DATA SHOWN below:
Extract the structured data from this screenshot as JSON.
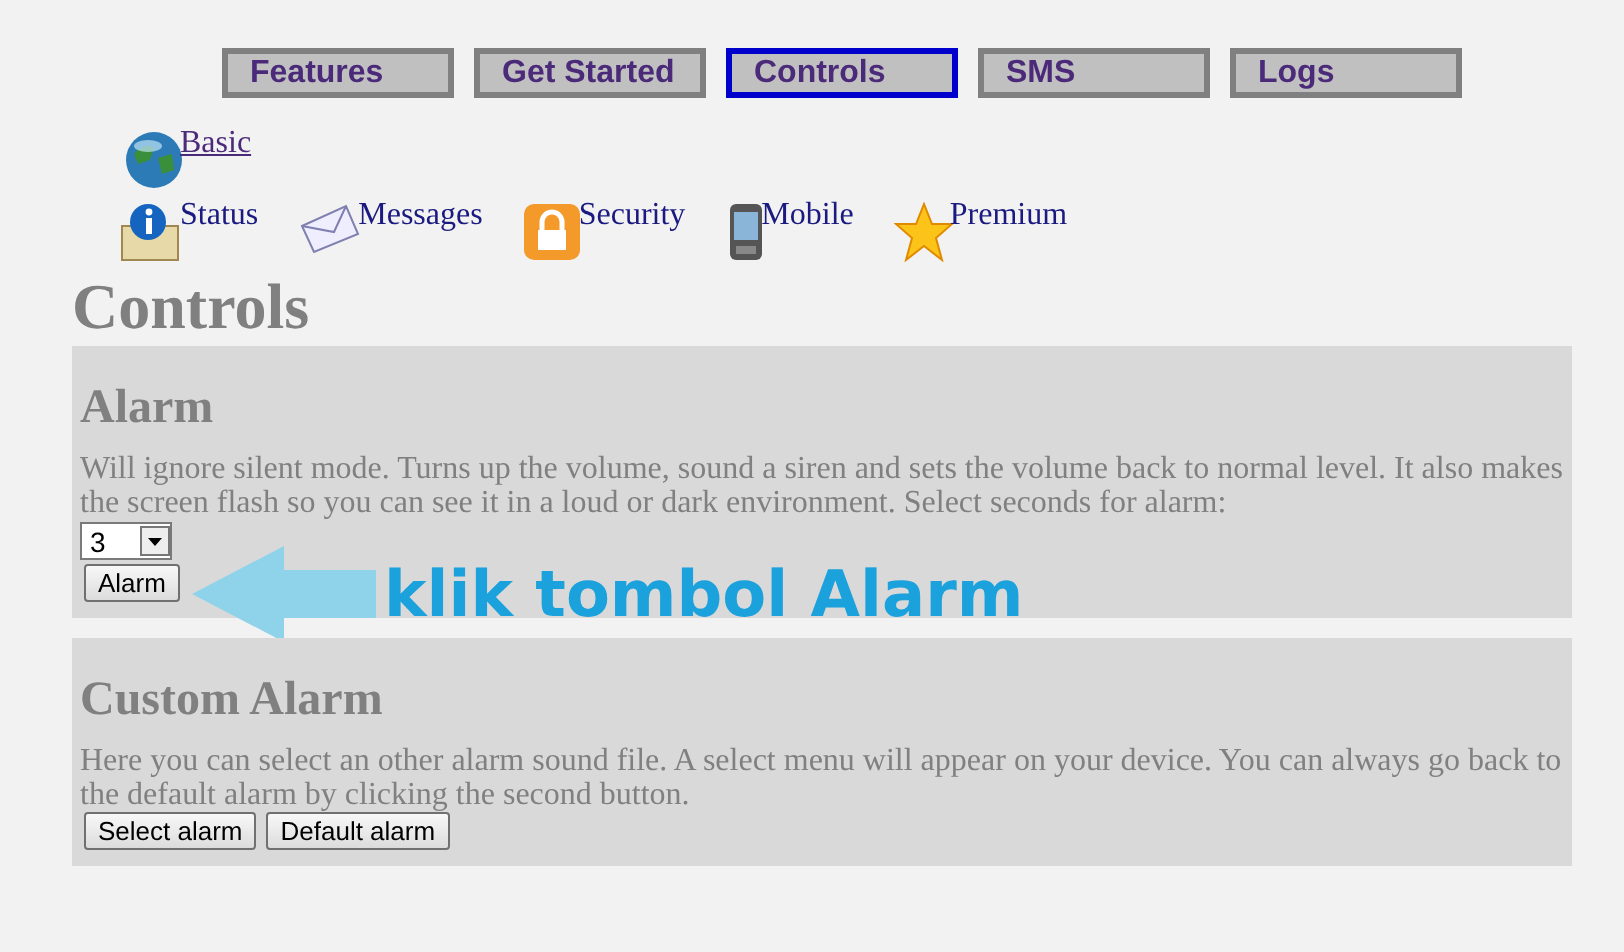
{
  "nav": [
    {
      "label": "Features",
      "selected": false
    },
    {
      "label": "Get Started",
      "selected": false
    },
    {
      "label": "Controls",
      "selected": true
    },
    {
      "label": "SMS",
      "selected": false
    },
    {
      "label": "Logs",
      "selected": false
    }
  ],
  "basic_link": {
    "label": "Basic"
  },
  "sub_links": [
    {
      "label": "Status"
    },
    {
      "label": "Messages"
    },
    {
      "label": "Security"
    },
    {
      "label": "Mobile"
    },
    {
      "label": "Premium"
    }
  ],
  "page_title": "Controls",
  "sections": [
    {
      "title": "Alarm",
      "text": "Will ignore silent mode. Turns up the volume, sound a siren and sets the volume back to normal level. It also makes the screen flash so you can see it in a loud or dark environment. Select seconds for alarm:",
      "select_value": "3",
      "buttons": [
        "Alarm"
      ],
      "annotation": "klik tombol Alarm"
    },
    {
      "title": "Custom Alarm",
      "text": "Here you can select an other alarm sound file. A select menu will appear on your device. You can always go back to the default alarm by clicking the second button.",
      "buttons": [
        "Select alarm",
        "Default alarm"
      ]
    }
  ]
}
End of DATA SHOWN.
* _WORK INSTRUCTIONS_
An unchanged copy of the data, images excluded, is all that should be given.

* _OUTPUT OF THE EXERCISE_
Extract the structured data from this screenshot as JSON.
{
  "nav": [
    {
      "label": "Features",
      "selected": false
    },
    {
      "label": "Get Started",
      "selected": false
    },
    {
      "label": "Controls",
      "selected": true
    },
    {
      "label": "SMS",
      "selected": false
    },
    {
      "label": "Logs",
      "selected": false
    }
  ],
  "basic_link": {
    "label": "Basic"
  },
  "sub_links": [
    {
      "label": "Status"
    },
    {
      "label": "Messages"
    },
    {
      "label": "Security"
    },
    {
      "label": "Mobile"
    },
    {
      "label": "Premium"
    }
  ],
  "page_title": "Controls",
  "sections": [
    {
      "title": "Alarm",
      "text": "Will ignore silent mode. Turns up the volume, sound a siren and sets the volume back to normal level. It also makes the screen flash so you can see it in a loud or dark environment. Select seconds for alarm:",
      "select_value": "3",
      "buttons": [
        "Alarm"
      ],
      "annotation": "klik tombol Alarm"
    },
    {
      "title": "Custom Alarm",
      "text": "Here you can select an other alarm sound file. A select menu will appear on your device. You can always go back to the default alarm by clicking the second button.",
      "buttons": [
        "Select alarm",
        "Default alarm"
      ]
    }
  ]
}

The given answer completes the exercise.